  4. Eucharist. I wrote about that here. I am pretty hot about this one and doing some investigating in advance of a letter writing campaign. Since the bishops are talking Eucharist right now anyway. But everything I said above about cross-contamination goes triple for a church where the people handling the Eucharist don’t really understand cross-contamination. (If you wipe out the low-gluten pyx with the same corporal you used on the regular patens… cross-contamination!) I am not blaming them b/c two weeks ago I had no idea either. But it’s a pain in my butt!
  5. Buying brand name sucks. I have spent my life campaigning for Aldi and off-brands as, in most cases, equal to or better than the fancy-schmancy name brands. This is how you feed a family of six. This is no longer an option, because the generics don’t offer gluten-free options. Speaking of which….
  6. Why the %^$%$#^*%*^$&% do I need to buy THAT gluten-free? OATS ARE GLUTEN FREE NATURALLY! (Hello, cross-contamination.) And what the heck is with the CHICKEN BROTH?????? It’s chicken, salt, and water! Really? You have to find a way to add gluten to THAT????? Come on, food companies!!!!!
  7. You can’t FIND ↑ gluten free ANYWHERE!!!!!! Gluten-free chicken broth exists from Swanson. Gluten-free oats, from Quaker. But do you think ANYONE CARRIES THEM????????????
  8. Gluten-free flour ≠gluten-free flour. One of the key pieces of advice I was given by a woman who is “allergic to everything” and gave us a bunch of recipes was: “Do not substitute. If a recipe says use Bob’s Red Mill GF flour, don’t use King Arthur. These recipes are tested for particular blends.” Well, I have Trader Joe’s and NONE of the recipes call for that, so I have to play around a bit. But for instance, today I was trying to figure out how to make bread so that we have an easy starch to go with sausage-and-kale soup next week. And lo and behold, I discovered that although I have Bob’s Red Mill, KrustEase, and Trader Joe’s blends, plus rice flour, what I ACTUALLY need to make bread is Pillsbury!!!!
  9. Grocery planning and shopping lasts all week now.
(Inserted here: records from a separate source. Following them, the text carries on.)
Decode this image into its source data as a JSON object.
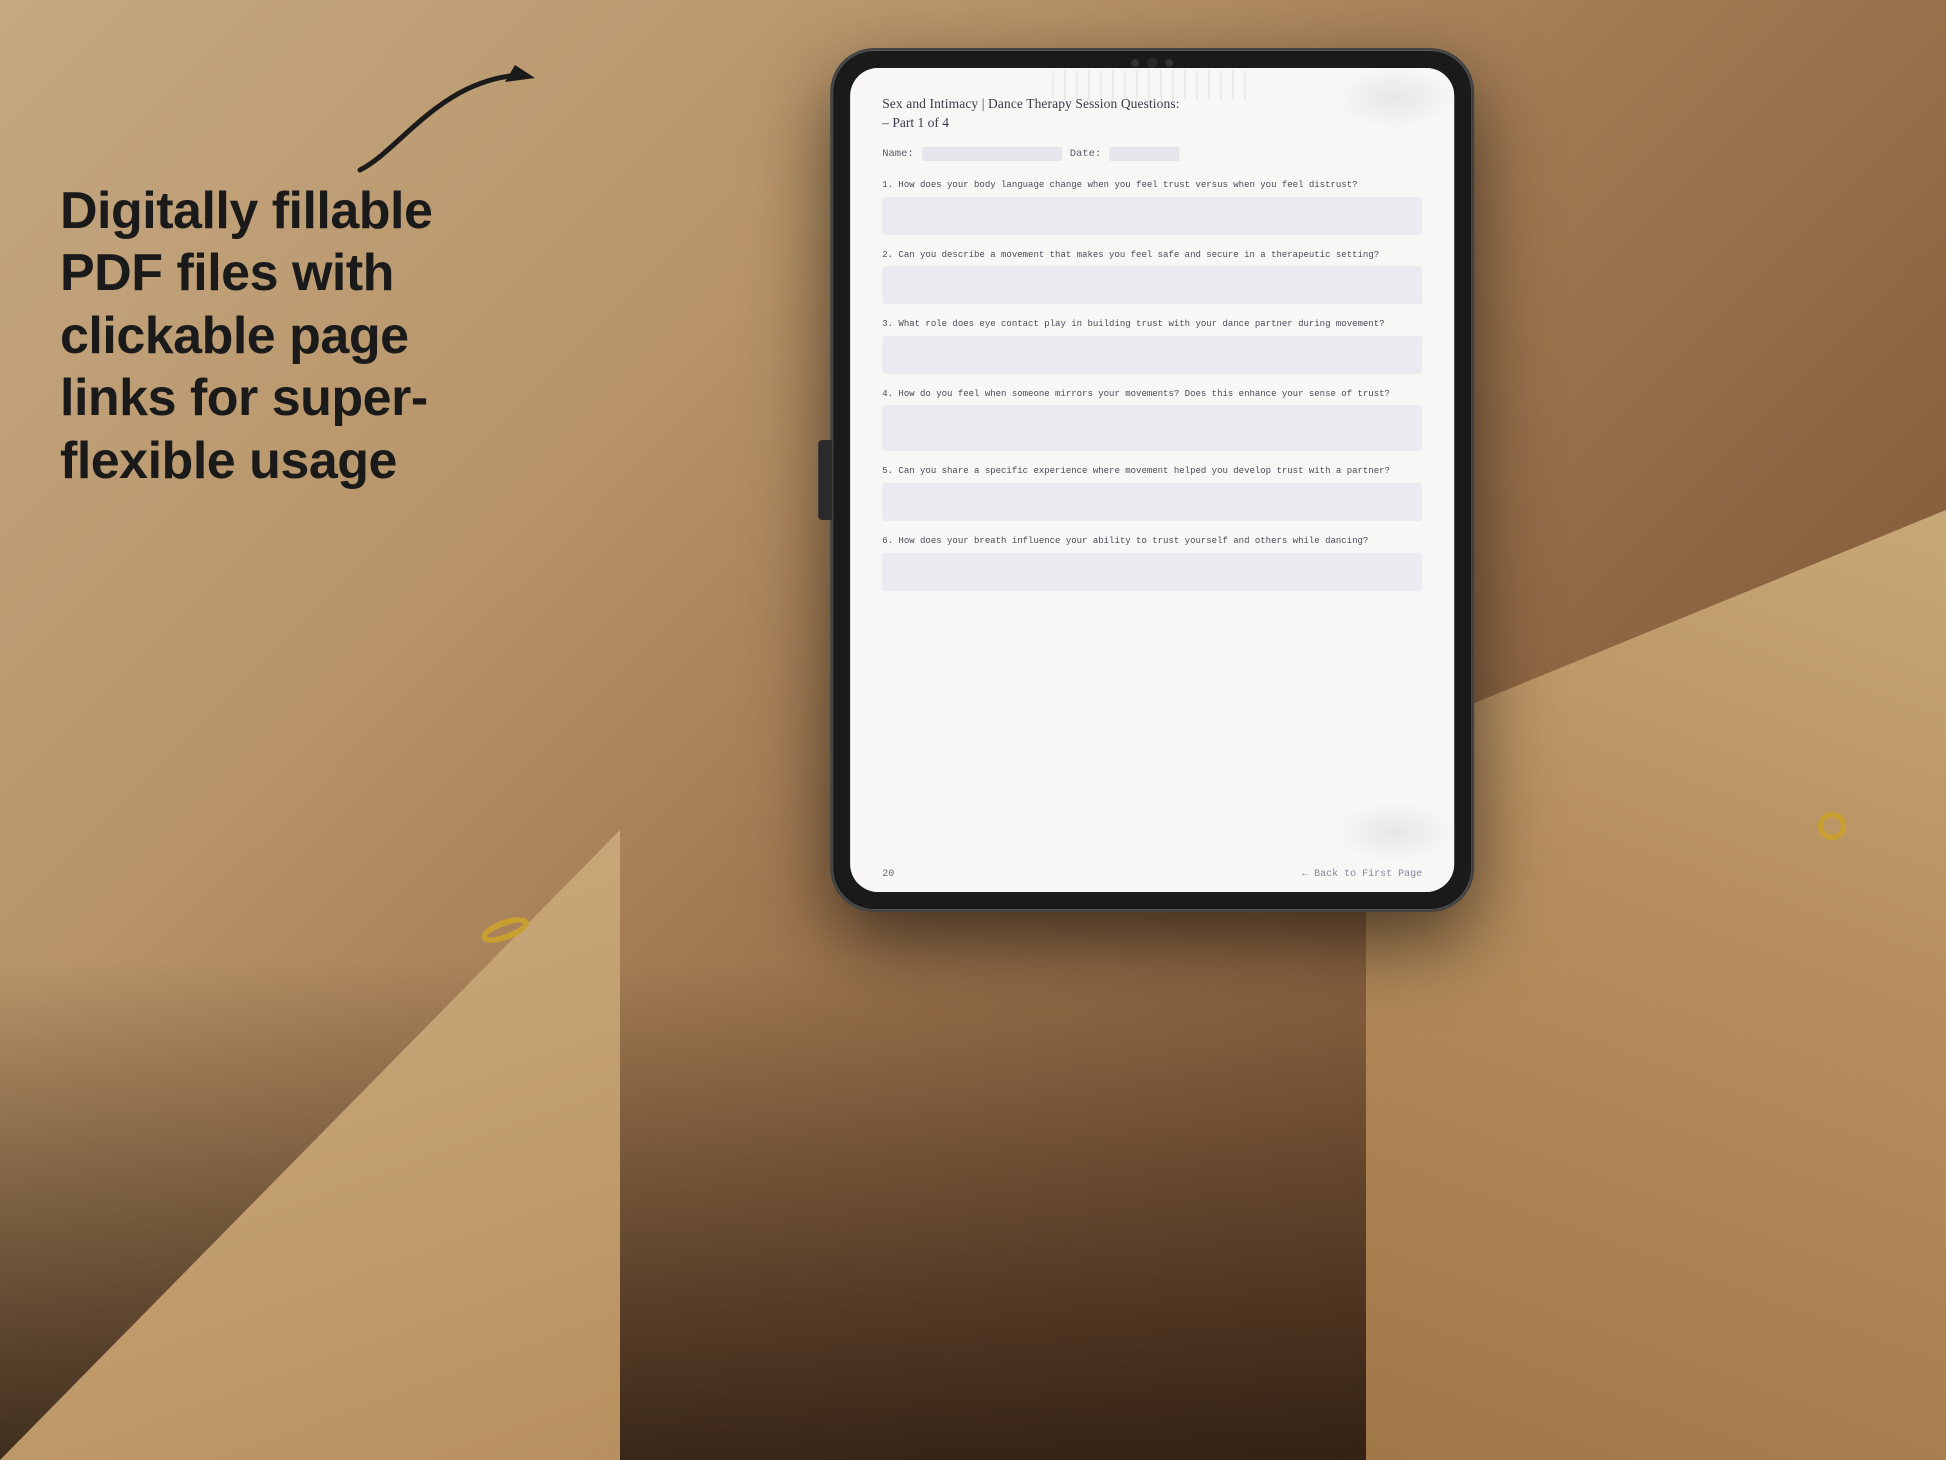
{
  "background": {
    "color_start": "#c4a882",
    "color_end": "#6b4a2a"
  },
  "left_text": {
    "headline": "Digitally fillable PDF files with clickable page links for super-flexible usage"
  },
  "tablet": {
    "pdf": {
      "title": "Sex and Intimacy | Dance Therapy Session Questions:",
      "subtitle": "– Part 1 of 4",
      "name_label": "Name:",
      "date_label": "Date:",
      "questions": [
        {
          "number": "1.",
          "text": "How does your body language change when you feel trust versus when you feel distrust?"
        },
        {
          "number": "2.",
          "text": "Can you describe a movement that makes you feel safe and secure in a therapeutic setting?"
        },
        {
          "number": "3.",
          "text": "What role does eye contact play in building trust with your dance partner during movement?"
        },
        {
          "number": "4.",
          "text": "How do you feel when someone mirrors your movements? Does this enhance your sense of trust?"
        },
        {
          "number": "5.",
          "text": "Can you share a specific experience where movement helped you develop trust with a partner?"
        },
        {
          "number": "6.",
          "text": "How does your breath influence your ability to trust yourself and others while dancing?"
        }
      ],
      "footer": {
        "page_number": "20",
        "back_link": "← Back to First Page"
      }
    }
  }
}
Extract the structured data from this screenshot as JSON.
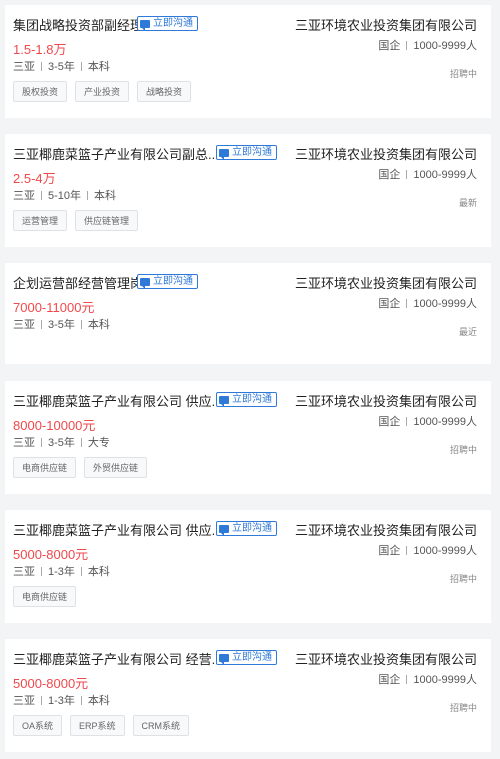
{
  "chat_label": "立即沟通",
  "jobs": [
    {
      "title": "集团战略投资部副经理",
      "salary": "1.5-1.8万",
      "city": "三亚",
      "experience": "3-5年",
      "education": "本科",
      "tags": [
        "股权投资",
        "产业投资",
        "战略投资"
      ],
      "company": "三亚环境农业投资集团有限公司",
      "company_type": "国企",
      "company_size": "1000-9999人",
      "status": "招聘中"
    },
    {
      "title": "三亚椰鹿菜篮子产业有限公司副总...",
      "salary": "2.5-4万",
      "city": "三亚",
      "experience": "5-10年",
      "education": "本科",
      "tags": [
        "运营管理",
        "供应链管理"
      ],
      "company": "三亚环境农业投资集团有限公司",
      "company_type": "国企",
      "company_size": "1000-9999人",
      "status": "最新"
    },
    {
      "title": "企划运营部经营管理岗",
      "salary": "7000-11000元",
      "city": "三亚",
      "experience": "3-5年",
      "education": "本科",
      "tags": [],
      "company": "三亚环境农业投资集团有限公司",
      "company_type": "国企",
      "company_size": "1000-9999人",
      "status": "最近"
    },
    {
      "title": "三亚椰鹿菜篮子产业有限公司 供应...",
      "salary": "8000-10000元",
      "city": "三亚",
      "experience": "3-5年",
      "education": "大专",
      "tags": [
        "电商供应链",
        "外贸供应链"
      ],
      "company": "三亚环境农业投资集团有限公司",
      "company_type": "国企",
      "company_size": "1000-9999人",
      "status": "招聘中"
    },
    {
      "title": "三亚椰鹿菜篮子产业有限公司 供应...",
      "salary": "5000-8000元",
      "city": "三亚",
      "experience": "1-3年",
      "education": "本科",
      "tags": [
        "电商供应链"
      ],
      "company": "三亚环境农业投资集团有限公司",
      "company_type": "国企",
      "company_size": "1000-9999人",
      "status": "招聘中"
    },
    {
      "title": "三亚椰鹿菜篮子产业有限公司 经营...",
      "salary": "5000-8000元",
      "city": "三亚",
      "experience": "1-3年",
      "education": "本科",
      "tags": [
        "OA系统",
        "ERP系统",
        "CRM系统"
      ],
      "company": "三亚环境农业投资集团有限公司",
      "company_type": "国企",
      "company_size": "1000-9999人",
      "status": "招聘中"
    }
  ]
}
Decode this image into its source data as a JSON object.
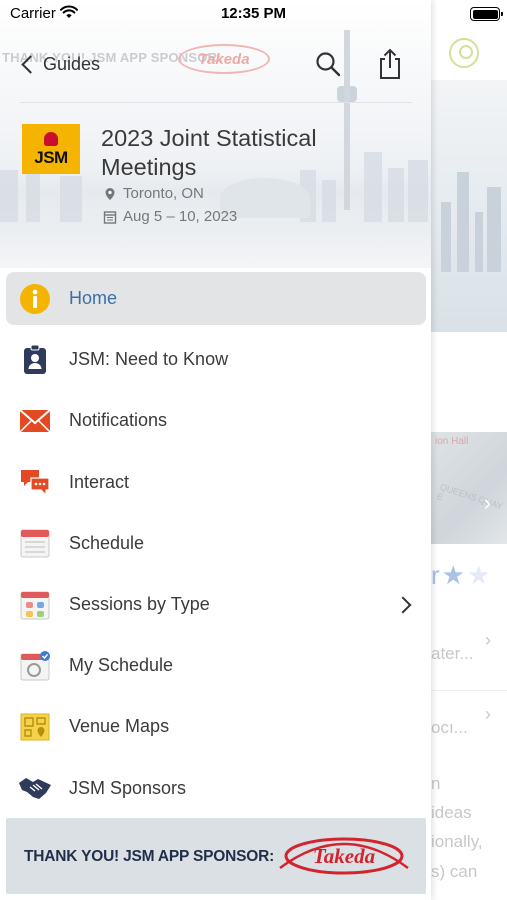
{
  "status_bar": {
    "carrier": "Carrier",
    "time": "12:35 PM"
  },
  "header": {
    "back_label": "Guides",
    "sponsor_watermark": "THANK YOU! JSM APP SPONSOR:",
    "sponsor_watermark_logo": "Takeda",
    "search_icon": "search-icon",
    "share_icon": "share-icon"
  },
  "event": {
    "logo_text": "JSM",
    "title": "2023 Joint Statistical Meetings",
    "location": "Toronto, ON",
    "dates": "Aug 5 – 10, 2023"
  },
  "menu": {
    "items": [
      {
        "label": "Home",
        "icon": "info-icon",
        "active": true,
        "color": "#f5b400"
      },
      {
        "label": "JSM: Need to Know",
        "icon": "badge-icon",
        "color": "#2e3b5b"
      },
      {
        "label": "Notifications",
        "icon": "envelope-icon",
        "color": "#e34a24"
      },
      {
        "label": "Interact",
        "icon": "chat-bubbles-icon",
        "color": "#e34a24"
      },
      {
        "label": "Schedule",
        "icon": "calendar-icon",
        "color": "#e05a5a"
      },
      {
        "label": "Sessions by Type",
        "icon": "grid-calendar-icon",
        "chevron": true,
        "color": "#e05a5a"
      },
      {
        "label": "My Schedule",
        "icon": "calendar-check-icon",
        "color": "#3a7bd5"
      },
      {
        "label": "Venue Maps",
        "icon": "map-icon",
        "color": "#f0c419"
      },
      {
        "label": "JSM Sponsors",
        "icon": "handshake-icon",
        "color": "#2e3b5b"
      }
    ]
  },
  "footer": {
    "sponsor_text": "THANK YOU! JSM APP SPONSOR:",
    "sponsor_logo": "Takeda"
  },
  "background_screen": {
    "photo_caption": "ion Hall",
    "photo_street": "QUEENS QUAY E",
    "lines": [
      "ater...",
      "ocı...",
      "n",
      "ideas",
      "ionally,",
      "s) can"
    ],
    "rating_filled": 1,
    "rating_total": 2
  },
  "colors": {
    "accent": "#3a6fa8",
    "highlight": "#e3e4e6",
    "takeda_red": "#d3232e"
  }
}
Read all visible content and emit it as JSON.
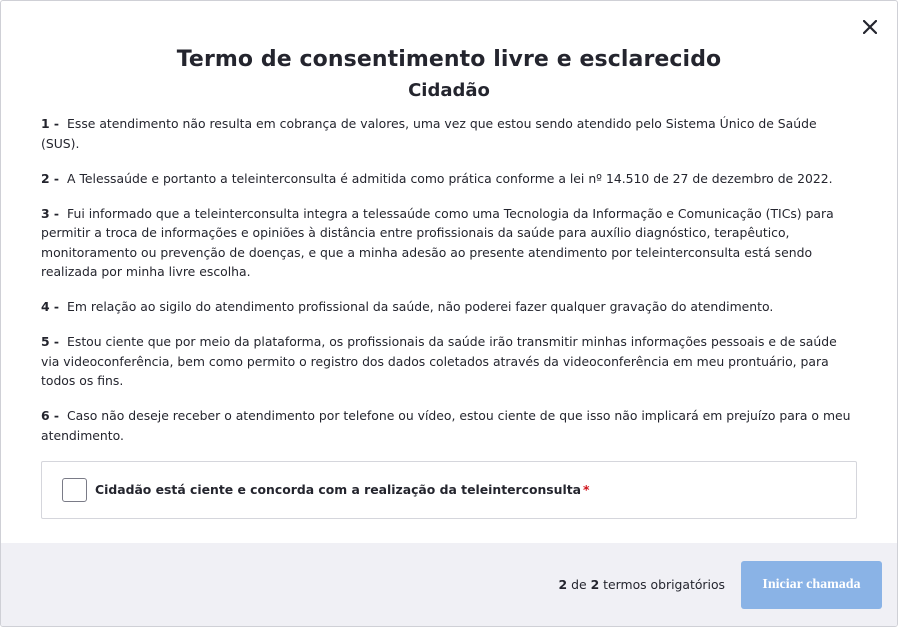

If the above didn’t make that clear, now you know.

So that’s the two-week report on going gluten-free. Be judicious with advice. I’m handling this reasonably well, but I am easily annoyed on this topic at present. 🙂 Sympathy always welcome.